But Burrows and the Charles brothers resolutely resisted sentimentality's allure in "Cheers." Norm, the fat, boozey accountant with the ever invisible, unloved and unlovable wife is the same unredeemable slob after 200 episodes that he was at the beginning. Cliff is far worse, the know-it-all postman who confides that it's the "next" Martian invasion he is really worried about, slowly but inexorably goes mad and there is no waking from the fetid paranoid nightmare.
Woody the barman finds true love and even material success. But this is presented not as an example of the generous kindness and compassion of the Universe but rather of its manic dark and twisted nature. Kelsey Grammer's psychiatrist Frasier intuits. -- a far more troubled and abrasive figure in the bar that he evolves into in his own spin-off show -- intuits this when he prophetically visualizes Woody, as stupid and sublimely unaware of his own incompetence as ever, becoming President of the United States and blithely unleashing the nuclear holocaust of World War III.
Most of all, Rhea Perlman's magnificent Carla Tortelli, the Barmaid from Hell, has a mouth spewing hydrochloric acid as undiluted at the end of the epic as at the beginning.
"Cheers" is a decade-long celebration of the wisdom of the Emperor Marcus Aurelius' insight in that people are as they are, and that they have an inner nature that propels them and is inherently unchangeable.
And "Cheers" has, in Ted Danson, one of the greatest leading men in television dramatic and comedic history. Danson's performance as Sam "Mayday" Malone, the ex-Red Sox baseball jock and sex-obsessed smooth sleaze, from first to last, never drops a self-indulgent or false note in all those years. His technique, in an exceptionally daring departure from the narcissistic self-obsessive style of comedic stars before him, is a marvel of generosity and restraint. It is no wonder that his two most successful successors, Grammer as "Frasier" and Jerry Seinfeld as, well, himself, adopted the same restrained technique of encouraging their supporting cast to flourish as stars in their own right, generating an ensemble richness and longevity to their entire mini-worlds. And his long, ghastly, endlessly tormented mutually consummated passion for and with Shelley Long's Diane Chambers, the Batty Barmaid with a Brain, is one of the greatest romances in the history of comedy, or drama too, for that matter. Even Aristophanes and Shakespeare never came up with anything to equal it. It is the hell Romeo and Juliet would have inflicted on each other if they had both lived.

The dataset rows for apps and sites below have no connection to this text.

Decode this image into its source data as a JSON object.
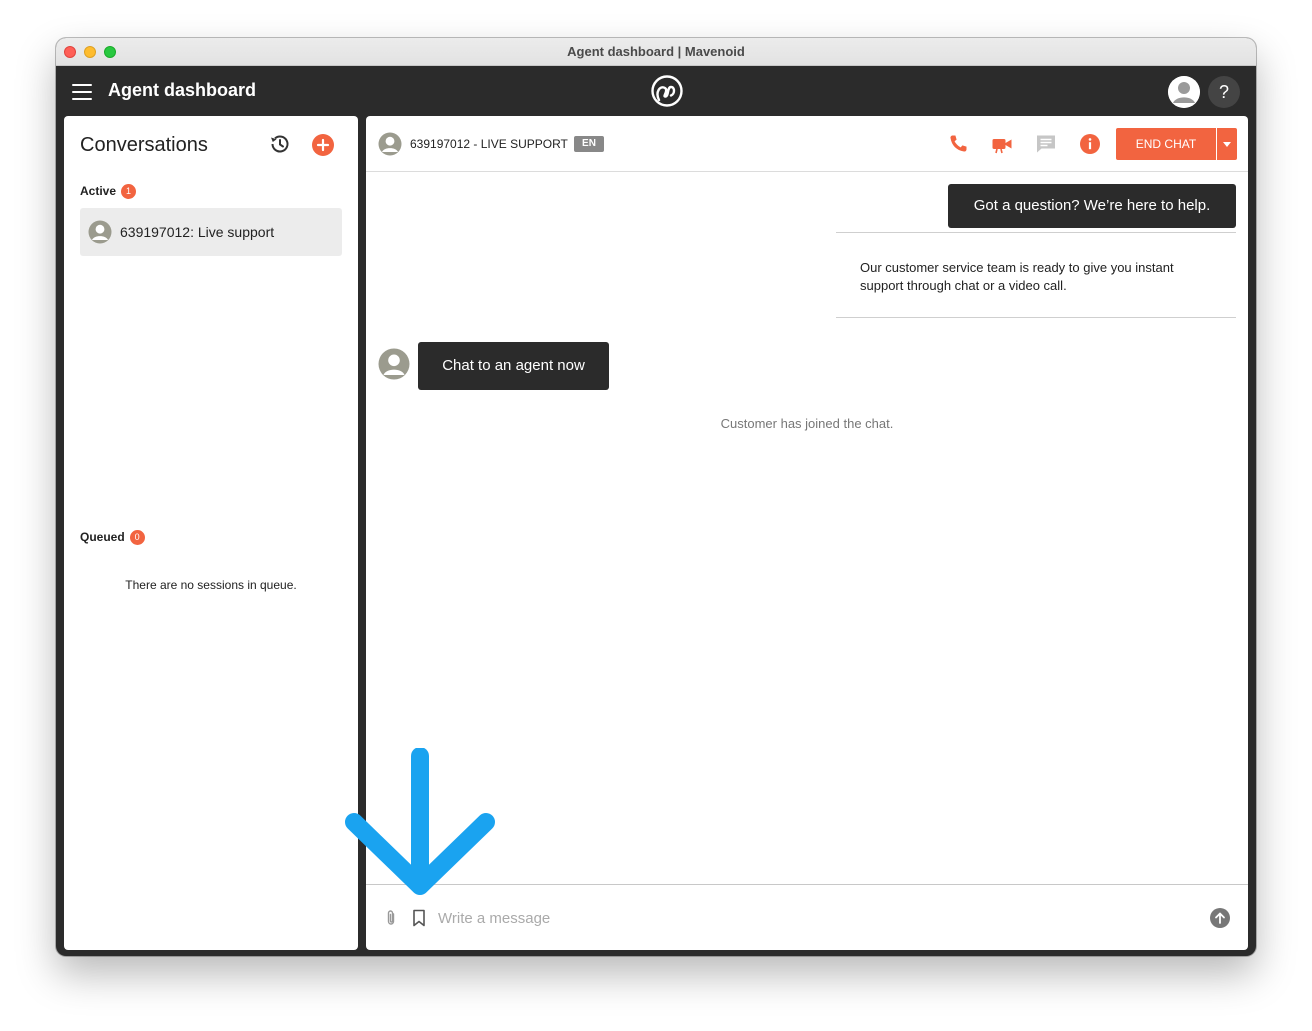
{
  "window": {
    "title": "Agent dashboard | Mavenoid"
  },
  "appbar": {
    "title": "Agent dashboard",
    "help_label": "?"
  },
  "sidebar": {
    "title": "Conversations",
    "active": {
      "label": "Active",
      "count": "1"
    },
    "conversations": [
      {
        "label": "639197012: Live support"
      }
    ],
    "queued": {
      "label": "Queued",
      "count": "0",
      "empty_text": "There are no sessions in queue."
    }
  },
  "chat": {
    "header": {
      "title": "639197012 - LIVE SUPPORT",
      "language": "EN",
      "end_chat_label": "END CHAT"
    },
    "messages": {
      "bot_greeting": "Got a question? We’re here to help.",
      "info_text": "Our customer service team is ready to give you instant support through chat or a video call.",
      "customer_reply": "Chat to an agent now",
      "system_notice": "Customer has joined the chat."
    },
    "composer": {
      "placeholder": "Write a message"
    }
  },
  "colors": {
    "accent": "#f26440",
    "dark": "#2b2b2b",
    "annotation": "#1aa3f0"
  },
  "icons": [
    "menu-icon",
    "mavenoid-logo-icon",
    "user-avatar-icon",
    "help-icon",
    "history-icon",
    "add-icon",
    "phone-icon",
    "video-icon",
    "chat-icon",
    "info-icon",
    "chevron-down-icon",
    "paperclip-icon",
    "bookmark-icon",
    "send-icon",
    "arrow-down-annotation"
  ]
}
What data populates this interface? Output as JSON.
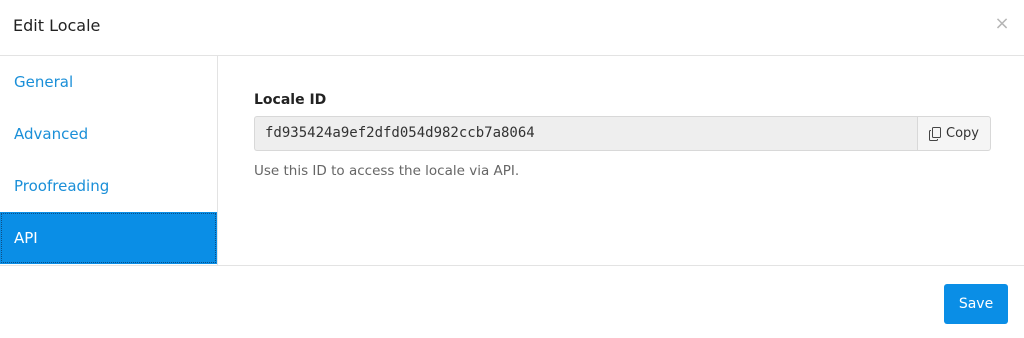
{
  "dialog": {
    "title": "Edit Locale",
    "close_glyph": "×"
  },
  "sidebar": {
    "items": [
      {
        "label": "General",
        "active": false
      },
      {
        "label": "Advanced",
        "active": false
      },
      {
        "label": "Proofreading",
        "active": false
      },
      {
        "label": "API",
        "active": true
      }
    ]
  },
  "api": {
    "field_label": "Locale ID",
    "locale_id": "fd935424a9ef2dfd054d982ccb7a8064",
    "copy_label": "Copy",
    "copy_icon": "copy-icon",
    "help_text": "Use this ID to access the locale via API."
  },
  "footer": {
    "save_label": "Save"
  },
  "colors": {
    "accent": "#0a8ee6",
    "link": "#1a8fd8",
    "input_bg": "#eeeeee",
    "border": "#e3e3e3"
  }
}
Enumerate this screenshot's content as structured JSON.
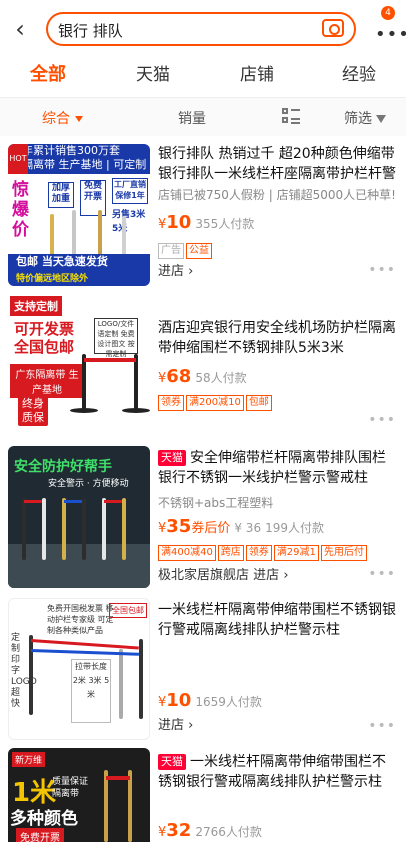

So if life gets you down in the post-holiday season gloom, avail yourself of the abundant miracles of cable. Spend an hour or two every night in that old Boston bar (established, as we are helpfully reminded at the start of every episode, in 1895) where they're always glad you came. And you'll be glad too.